Start of Block
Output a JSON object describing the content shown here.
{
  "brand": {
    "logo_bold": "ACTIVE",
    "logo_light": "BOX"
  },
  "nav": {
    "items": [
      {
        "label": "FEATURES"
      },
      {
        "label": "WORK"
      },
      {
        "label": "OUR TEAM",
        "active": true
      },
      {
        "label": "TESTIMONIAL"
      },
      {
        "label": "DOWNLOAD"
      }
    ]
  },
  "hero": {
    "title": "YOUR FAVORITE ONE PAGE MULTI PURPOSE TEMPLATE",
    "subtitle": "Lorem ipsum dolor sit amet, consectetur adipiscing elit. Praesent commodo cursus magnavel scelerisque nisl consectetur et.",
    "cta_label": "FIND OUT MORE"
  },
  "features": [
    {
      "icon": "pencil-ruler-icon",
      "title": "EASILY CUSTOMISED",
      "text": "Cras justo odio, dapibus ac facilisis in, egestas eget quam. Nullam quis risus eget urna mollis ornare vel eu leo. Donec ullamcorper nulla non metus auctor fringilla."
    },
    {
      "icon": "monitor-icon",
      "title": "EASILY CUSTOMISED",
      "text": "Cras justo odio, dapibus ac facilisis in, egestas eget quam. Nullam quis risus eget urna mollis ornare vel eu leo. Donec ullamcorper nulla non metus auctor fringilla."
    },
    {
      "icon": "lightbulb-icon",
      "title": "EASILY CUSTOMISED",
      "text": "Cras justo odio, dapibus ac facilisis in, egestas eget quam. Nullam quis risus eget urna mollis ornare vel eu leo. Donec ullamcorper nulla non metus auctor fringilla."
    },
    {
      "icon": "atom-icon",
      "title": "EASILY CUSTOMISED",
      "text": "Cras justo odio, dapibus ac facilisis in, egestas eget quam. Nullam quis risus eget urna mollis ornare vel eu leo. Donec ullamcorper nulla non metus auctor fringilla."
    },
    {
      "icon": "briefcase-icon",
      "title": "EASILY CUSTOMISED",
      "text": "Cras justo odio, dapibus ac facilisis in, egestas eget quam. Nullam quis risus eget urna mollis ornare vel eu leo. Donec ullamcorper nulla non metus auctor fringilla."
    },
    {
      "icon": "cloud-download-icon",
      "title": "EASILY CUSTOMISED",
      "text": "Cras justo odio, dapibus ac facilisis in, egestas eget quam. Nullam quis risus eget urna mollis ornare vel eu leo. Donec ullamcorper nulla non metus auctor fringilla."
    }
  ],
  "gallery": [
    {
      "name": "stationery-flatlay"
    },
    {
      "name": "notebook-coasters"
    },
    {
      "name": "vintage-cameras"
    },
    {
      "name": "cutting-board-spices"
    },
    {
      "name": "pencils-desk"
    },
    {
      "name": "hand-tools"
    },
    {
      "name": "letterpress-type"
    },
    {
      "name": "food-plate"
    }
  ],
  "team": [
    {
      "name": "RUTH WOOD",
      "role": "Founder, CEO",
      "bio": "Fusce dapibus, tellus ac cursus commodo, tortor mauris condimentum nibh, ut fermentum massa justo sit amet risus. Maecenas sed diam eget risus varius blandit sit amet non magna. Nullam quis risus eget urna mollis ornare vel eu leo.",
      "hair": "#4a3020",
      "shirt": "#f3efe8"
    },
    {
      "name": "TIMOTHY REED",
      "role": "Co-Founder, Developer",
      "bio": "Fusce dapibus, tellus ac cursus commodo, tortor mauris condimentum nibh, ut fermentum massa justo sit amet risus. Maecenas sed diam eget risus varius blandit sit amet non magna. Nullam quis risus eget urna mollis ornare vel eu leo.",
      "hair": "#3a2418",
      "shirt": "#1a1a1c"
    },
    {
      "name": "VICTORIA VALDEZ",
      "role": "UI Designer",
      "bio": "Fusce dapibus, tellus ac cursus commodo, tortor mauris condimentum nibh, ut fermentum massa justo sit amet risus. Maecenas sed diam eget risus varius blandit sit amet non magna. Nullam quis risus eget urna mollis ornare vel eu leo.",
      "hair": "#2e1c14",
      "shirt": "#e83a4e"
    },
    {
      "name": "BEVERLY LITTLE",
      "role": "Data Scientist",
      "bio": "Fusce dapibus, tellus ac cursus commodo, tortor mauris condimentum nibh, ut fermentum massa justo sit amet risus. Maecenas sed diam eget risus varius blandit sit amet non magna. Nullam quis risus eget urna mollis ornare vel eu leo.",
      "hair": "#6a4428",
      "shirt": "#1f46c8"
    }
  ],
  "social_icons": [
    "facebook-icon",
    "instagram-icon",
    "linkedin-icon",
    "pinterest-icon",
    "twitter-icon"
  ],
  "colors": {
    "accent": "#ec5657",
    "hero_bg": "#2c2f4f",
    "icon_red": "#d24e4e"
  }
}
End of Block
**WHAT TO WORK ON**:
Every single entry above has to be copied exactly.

**PROBLEM SOLUTION**:
Output a JSON object describing the content shown here.
{
  "brand": {
    "logo_bold": "ACTIVE",
    "logo_light": "BOX"
  },
  "nav": {
    "items": [
      {
        "label": "FEATURES"
      },
      {
        "label": "WORK"
      },
      {
        "label": "OUR TEAM",
        "active": true
      },
      {
        "label": "TESTIMONIAL"
      },
      {
        "label": "DOWNLOAD"
      }
    ]
  },
  "hero": {
    "title": "YOUR FAVORITE ONE PAGE MULTI PURPOSE TEMPLATE",
    "subtitle": "Lorem ipsum dolor sit amet, consectetur adipiscing elit. Praesent commodo cursus magnavel scelerisque nisl consectetur et.",
    "cta_label": "FIND OUT MORE"
  },
  "features": [
    {
      "icon": "pencil-ruler-icon",
      "title": "EASILY CUSTOMISED",
      "text": "Cras justo odio, dapibus ac facilisis in, egestas eget quam. Nullam quis risus eget urna mollis ornare vel eu leo. Donec ullamcorper nulla non metus auctor fringilla."
    },
    {
      "icon": "monitor-icon",
      "title": "EASILY CUSTOMISED",
      "text": "Cras justo odio, dapibus ac facilisis in, egestas eget quam. Nullam quis risus eget urna mollis ornare vel eu leo. Donec ullamcorper nulla non metus auctor fringilla."
    },
    {
      "icon": "lightbulb-icon",
      "title": "EASILY CUSTOMISED",
      "text": "Cras justo odio, dapibus ac facilisis in, egestas eget quam. Nullam quis risus eget urna mollis ornare vel eu leo. Donec ullamcorper nulla non metus auctor fringilla."
    },
    {
      "icon": "atom-icon",
      "title": "EASILY CUSTOMISED",
      "text": "Cras justo odio, dapibus ac facilisis in, egestas eget quam. Nullam quis risus eget urna mollis ornare vel eu leo. Donec ullamcorper nulla non metus auctor fringilla."
    },
    {
      "icon": "briefcase-icon",
      "title": "EASILY CUSTOMISED",
      "text": "Cras justo odio, dapibus ac facilisis in, egestas eget quam. Nullam quis risus eget urna mollis ornare vel eu leo. Donec ullamcorper nulla non metus auctor fringilla."
    },
    {
      "icon": "cloud-download-icon",
      "title": "EASILY CUSTOMISED",
      "text": "Cras justo odio, dapibus ac facilisis in, egestas eget quam. Nullam quis risus eget urna mollis ornare vel eu leo. Donec ullamcorper nulla non metus auctor fringilla."
    }
  ],
  "gallery": [
    {
      "name": "stationery-flatlay"
    },
    {
      "name": "notebook-coasters"
    },
    {
      "name": "vintage-cameras"
    },
    {
      "name": "cutting-board-spices"
    },
    {
      "name": "pencils-desk"
    },
    {
      "name": "hand-tools"
    },
    {
      "name": "letterpress-type"
    },
    {
      "name": "food-plate"
    }
  ],
  "team": [
    {
      "name": "RUTH WOOD",
      "role": "Founder, CEO",
      "bio": "Fusce dapibus, tellus ac cursus commodo, tortor mauris condimentum nibh, ut fermentum massa justo sit amet risus. Maecenas sed diam eget risus varius blandit sit amet non magna. Nullam quis risus eget urna mollis ornare vel eu leo.",
      "hair": "#4a3020",
      "shirt": "#f3efe8"
    },
    {
      "name": "TIMOTHY REED",
      "role": "Co-Founder, Developer",
      "bio": "Fusce dapibus, tellus ac cursus commodo, tortor mauris condimentum nibh, ut fermentum massa justo sit amet risus. Maecenas sed diam eget risus varius blandit sit amet non magna. Nullam quis risus eget urna mollis ornare vel eu leo.",
      "hair": "#3a2418",
      "shirt": "#1a1a1c"
    },
    {
      "name": "VICTORIA VALDEZ",
      "role": "UI Designer",
      "bio": "Fusce dapibus, tellus ac cursus commodo, tortor mauris condimentum nibh, ut fermentum massa justo sit amet risus. Maecenas sed diam eget risus varius blandit sit amet non magna. Nullam quis risus eget urna mollis ornare vel eu leo.",
      "hair": "#2e1c14",
      "shirt": "#e83a4e"
    },
    {
      "name": "BEVERLY LITTLE",
      "role": "Data Scientist",
      "bio": "Fusce dapibus, tellus ac cursus commodo, tortor mauris condimentum nibh, ut fermentum massa justo sit amet risus. Maecenas sed diam eget risus varius blandit sit amet non magna. Nullam quis risus eget urna mollis ornare vel eu leo.",
      "hair": "#6a4428",
      "shirt": "#1f46c8"
    }
  ],
  "social_icons": [
    "facebook-icon",
    "instagram-icon",
    "linkedin-icon",
    "pinterest-icon",
    "twitter-icon"
  ],
  "colors": {
    "accent": "#ec5657",
    "hero_bg": "#2c2f4f",
    "icon_red": "#d24e4e"
  }
}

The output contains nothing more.